In unprecedented times, we operate day to day, but this Budget will outlive the coronavirus crisis. On Friday, as always, over half the constituents I met at my weekly advice surgery came to see me about a housing issue. I met Mrs L, who has been trapped in so-called temporary accommodation for two years, living in just one room and sharing a bed with her eight-year-old son, who suffers from epilepsy and autism, and her four-year-old daughter. I met a hard-working couple, Mr and Mrs N, who share a one-bedroom starter home with their two children, and their two friends and the friends’ two children. That is four adults and four children crammed into a one-bedroom starter home. I met Mrs B, who is facing eviction from her privately rented home, where her family have lived for the past 20 years. She cares for her disabled daughter and relies on universal credit, but an extraordinary £1,000 hike in the monthly rent is forcing the family out and into temporary accommodation. There should have been a Budget for these families.

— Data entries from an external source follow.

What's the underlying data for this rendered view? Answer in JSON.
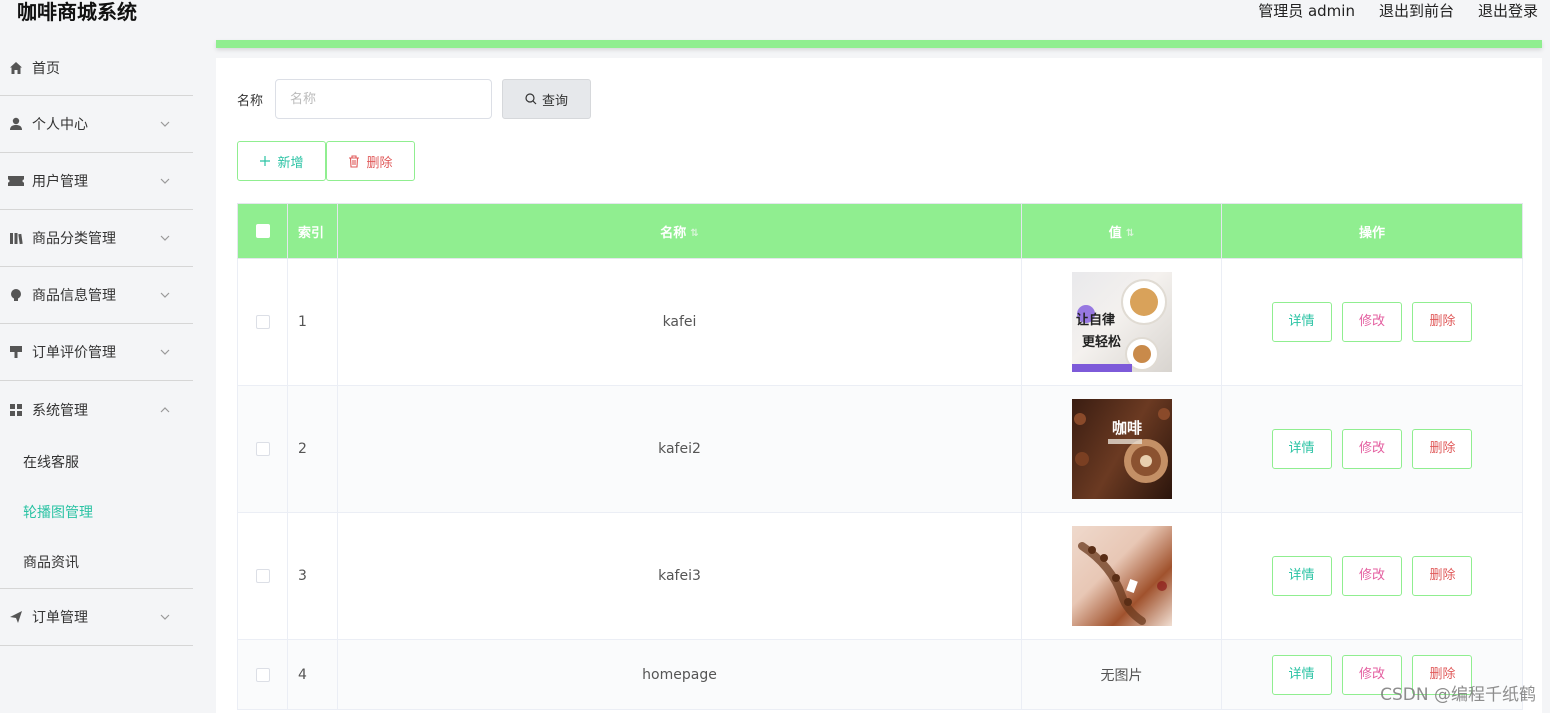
{
  "header": {
    "title": "咖啡商城系统",
    "admin_label": "管理员 admin",
    "exit_front": "退出到前台",
    "logout": "退出登录"
  },
  "sidebar": {
    "items": [
      {
        "label": "首页",
        "icon": "home-icon"
      },
      {
        "label": "个人中心",
        "icon": "user-icon"
      },
      {
        "label": "用户管理",
        "icon": "ticket-icon"
      },
      {
        "label": "商品分类管理",
        "icon": "library-icon"
      },
      {
        "label": "商品信息管理",
        "icon": "bulb-icon"
      },
      {
        "label": "订单评价管理",
        "icon": "stamp-icon"
      },
      {
        "label": "系统管理",
        "icon": "grid-icon"
      }
    ],
    "system_sub": [
      {
        "label": "在线客服"
      },
      {
        "label": "轮播图管理",
        "active": true
      },
      {
        "label": "商品资讯"
      }
    ],
    "order_item": {
      "label": "订单管理",
      "icon": "send-icon"
    }
  },
  "search": {
    "label": "名称",
    "placeholder": "名称",
    "value": "",
    "button": "查询"
  },
  "actions": {
    "add": "新增",
    "delete": "删除"
  },
  "table": {
    "headers": {
      "index": "索引",
      "name": "名称",
      "value": "值",
      "ops": "操作"
    },
    "rows": [
      {
        "index": "1",
        "name": "kafei",
        "value_type": "image"
      },
      {
        "index": "2",
        "name": "kafei2",
        "value_type": "image"
      },
      {
        "index": "3",
        "name": "kafei3",
        "value_type": "image"
      },
      {
        "index": "4",
        "name": "homepage",
        "value_type": "text",
        "value_text": "无图片"
      }
    ],
    "op_labels": {
      "detail": "详情",
      "edit": "修改",
      "remove": "删除"
    }
  },
  "thumb_texts": {
    "t1_line1": "让自律",
    "t1_line2": "更轻松",
    "t2": "咖啡"
  },
  "watermark": "CSDN @编程千纸鹤",
  "colors": {
    "accent_green": "#90ee90",
    "teal": "#2bc3a4",
    "pink": "#e45fa0",
    "red": "#e05a5a"
  }
}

I am used to reading warm promises but the Budget lacked even enough of those. According to the Budget papers, the Government have made good progress on boosting the housing supply. I must have been on a different planet for the past 10 years. There are 1.2 million families on social housing waiting lists across our country, but just 6,464 social homes were built in 2017-18, the second lowest number on record. At that rate, it would take 172 years to give everyone on the current waiting list a social rented home. Of course extra funds in the affordable homes programme are welcome, but only if affordable homes are truly affordable, which is not 80% of market value. What is more, it remains unclear exactly how much of the new settlement will be made available for social rented homes. In the light of that, I extend an invitation to any Minister, on any Friday, to attend my weekly advice surgery to see what hope they can offer to the increasing number of my constituents waiting for a place to call home.